Of course, winning the national championship my freshman year is something I’ll never forget. But it turned out something even more special would happen that same year: You were born. 

Courtesy University of Georgia

When you came into my life, everything changed. Everything. 

I was never someone who liked being around babies. If anyone ever brought one over to the house, I’d be outside right away. But the moment you were born, there was nothing else I wanted to do other than be around you. So by far, the hardest part of being a new dad was the time I wasn’t there. Even though I knew you were being well taken care of in Texas, being away from you felt like a piece of me was missing. 

I loved my life at Georgia. I was getting better. We’d just won the national championship. We were about to win another one. What else could you want?

It was when I got injured my sophomore year and for the first time I actually couldn’t play football that things became more clear to me. I’d spent so much time away from you that, whenever I visited, it would feel like we were starting over from scratch. Whenever I picked you up, you’d cry at first because you didn’t recognize me — we didn’t really have a relationship. And that just made my heart sad.

I was making incredible memories at UGA, but it was hard to appreciate them fully because of the memories I knew I was missing out on at home. Even though I’d moved around from place to place my whole life, I’d never really felt lonely until I wasn’t around you.

So that’s why I decided to move back to Texas.

All I knew about the University of Texas growing up was Vince Young. I think for most kids my age, that was their last big memory of Texas football being great, so it wasn’t a school I really paid much attention to. 

Tim Warner/Getty

But when I started looking at programs closer to home, Texas just checked off every box.

Great quarterback? Check. 

Huge, experienced offensive line? Check.

Receiving & running back room? Check.

That’ll work. 

And then of course there’s the great Coach Sark. 

Similar to Coach Kirby, the entire program took on his personality and sense of confidence. He was only in his third year but it was easy to tell that every guy in the program was bought in. 

So I think that what stood out to me about Texas as much as anything else was how familiar it felt. I’d seen what it takes to win a national championship, and that was clearly what this team was built to do. As soon as I visited, I knew Austin was where I wanted to finish my college career. (I mean, even for the food alone. I’m gonna need a Rolling Rooster to open wherever I get drafted, for real.) 

At a place like Texas, the noise from the outside is always going to be loud. There were a ton of doubters before the season. But I don’t think anybody inside the program is surprised at how good we ended up being. It was pretty easy to see from early on that what Sark was building in Austin was special.

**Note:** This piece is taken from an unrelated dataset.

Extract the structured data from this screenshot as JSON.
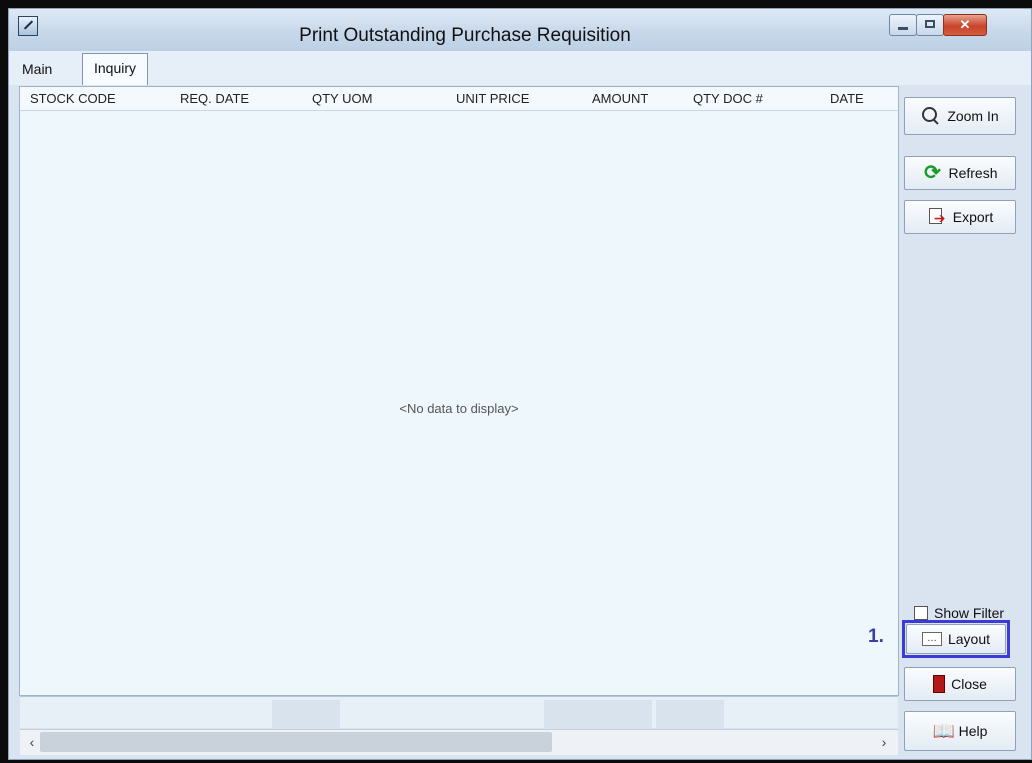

While I’m still feeling heartbroken about how the year ended, a bigger part of me is filled with pride. 

Winning at Bama? First Texas team to make the playoff? Leaving the Big 12 with a trophy on the way out? 

That’s special, man. That’s really special. I’m blessed to have been part of it.

But by far the thing I’m most grateful for about this past year is our time together. Being able to see you grow and learn. Seeing how much we have in common. Leaving UGA was probably the toughest decision of my life, but I know it was the right one because of the special bond we share today. I wouldn’t trade it for anything. 

Courtesy University of Georgia

I’m grateful to Coach Sark and all of the University of Texas community for making me feel like a Longhorn for life in such a short time. And you aren’t quite done with me yet, 'cause I’m coming back to get that degree. 

And to all the Bulldog fans, my amazing coaches, my brothers on the field, the legendary 2021 class — we did that. We made history together. I love all of y’all. 

This is a time in my life I’m always going to treasure. Honestly, thinking about all the places I’ve been and things I’ve gotten to do is almost overwhelming. I’m just so grateful for it all. 

And now, I’m most excited about what’s next — for both of us.